Citation: Kinashi Y and Hase K (2021) Partners in Leaky Gut Syndrome: Intestinal Dysbiosis and Autoimmunity. Front. Immunol. 12:673708. doi: 10.3389/fimmu.2021.673708
Received: 28 February 2021; Accepted: 06 April 2021;
Published: 22 April 2021.
Edited by:Stefan Jordan, Charité – Universitätsmedizin Berlin, Germany
Reviewed by:Kathryn A. Knoop, Mayo Clinic, United States
Christian Neumann, Charité Medical University of Berlin, Germany
Copyright © 2021 Kinashi and Hase. This is an open-access article distributed under the terms of the Creative Commons Attribution License (CC BY). The use, distribution or reproduction in other forums is permitted, provided the original author(s) and the copyright owner(s) are credited and that the original publication in this journal is cited, in accordance with accepted academic practice.

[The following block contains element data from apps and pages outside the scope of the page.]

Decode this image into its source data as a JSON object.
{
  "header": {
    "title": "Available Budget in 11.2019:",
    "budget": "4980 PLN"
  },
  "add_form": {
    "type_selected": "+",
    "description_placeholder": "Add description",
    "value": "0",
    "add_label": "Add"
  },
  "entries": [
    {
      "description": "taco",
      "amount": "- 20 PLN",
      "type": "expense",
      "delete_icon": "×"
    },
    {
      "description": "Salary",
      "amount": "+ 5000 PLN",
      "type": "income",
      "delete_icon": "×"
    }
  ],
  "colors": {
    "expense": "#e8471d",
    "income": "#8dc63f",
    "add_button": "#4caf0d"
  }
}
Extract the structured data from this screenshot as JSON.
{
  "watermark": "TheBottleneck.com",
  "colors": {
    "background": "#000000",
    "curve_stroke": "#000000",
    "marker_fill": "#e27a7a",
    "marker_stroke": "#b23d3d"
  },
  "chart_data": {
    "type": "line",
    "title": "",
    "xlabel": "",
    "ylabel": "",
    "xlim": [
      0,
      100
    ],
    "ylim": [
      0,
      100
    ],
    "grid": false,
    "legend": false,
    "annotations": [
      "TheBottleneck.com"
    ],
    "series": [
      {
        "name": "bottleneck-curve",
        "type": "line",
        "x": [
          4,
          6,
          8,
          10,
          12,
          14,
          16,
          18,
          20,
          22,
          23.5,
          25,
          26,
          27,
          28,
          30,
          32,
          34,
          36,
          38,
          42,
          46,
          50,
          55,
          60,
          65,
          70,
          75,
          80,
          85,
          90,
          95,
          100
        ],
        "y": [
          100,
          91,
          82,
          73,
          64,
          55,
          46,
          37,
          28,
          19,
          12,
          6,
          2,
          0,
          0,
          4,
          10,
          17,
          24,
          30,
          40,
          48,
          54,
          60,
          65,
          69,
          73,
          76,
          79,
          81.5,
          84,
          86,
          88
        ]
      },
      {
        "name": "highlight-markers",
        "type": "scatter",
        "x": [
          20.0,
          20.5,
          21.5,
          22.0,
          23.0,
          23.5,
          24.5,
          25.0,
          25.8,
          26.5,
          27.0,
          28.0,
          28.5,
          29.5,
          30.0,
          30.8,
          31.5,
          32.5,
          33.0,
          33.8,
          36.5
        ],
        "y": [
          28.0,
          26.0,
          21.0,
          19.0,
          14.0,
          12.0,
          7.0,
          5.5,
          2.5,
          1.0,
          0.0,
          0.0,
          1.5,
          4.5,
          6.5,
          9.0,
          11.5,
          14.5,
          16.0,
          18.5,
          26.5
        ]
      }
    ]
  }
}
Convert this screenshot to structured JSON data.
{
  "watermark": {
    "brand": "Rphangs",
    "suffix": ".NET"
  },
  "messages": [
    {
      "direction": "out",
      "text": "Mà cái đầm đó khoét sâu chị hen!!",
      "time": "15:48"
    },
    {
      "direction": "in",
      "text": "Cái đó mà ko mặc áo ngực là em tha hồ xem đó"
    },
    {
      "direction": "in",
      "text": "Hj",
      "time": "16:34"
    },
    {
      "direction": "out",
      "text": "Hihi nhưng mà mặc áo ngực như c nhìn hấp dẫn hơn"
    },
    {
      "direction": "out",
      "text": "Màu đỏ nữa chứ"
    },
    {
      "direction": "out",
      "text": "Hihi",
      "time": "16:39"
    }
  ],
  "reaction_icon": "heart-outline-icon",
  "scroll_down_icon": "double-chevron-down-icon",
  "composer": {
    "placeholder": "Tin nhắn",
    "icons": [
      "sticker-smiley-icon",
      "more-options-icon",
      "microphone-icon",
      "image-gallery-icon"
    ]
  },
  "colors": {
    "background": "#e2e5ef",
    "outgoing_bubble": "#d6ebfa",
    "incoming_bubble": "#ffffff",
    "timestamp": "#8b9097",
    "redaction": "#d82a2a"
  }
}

No use, distribution or reproduction is permitted which does not comply with these terms.
*Correspondence: Koji Hase, email@example.com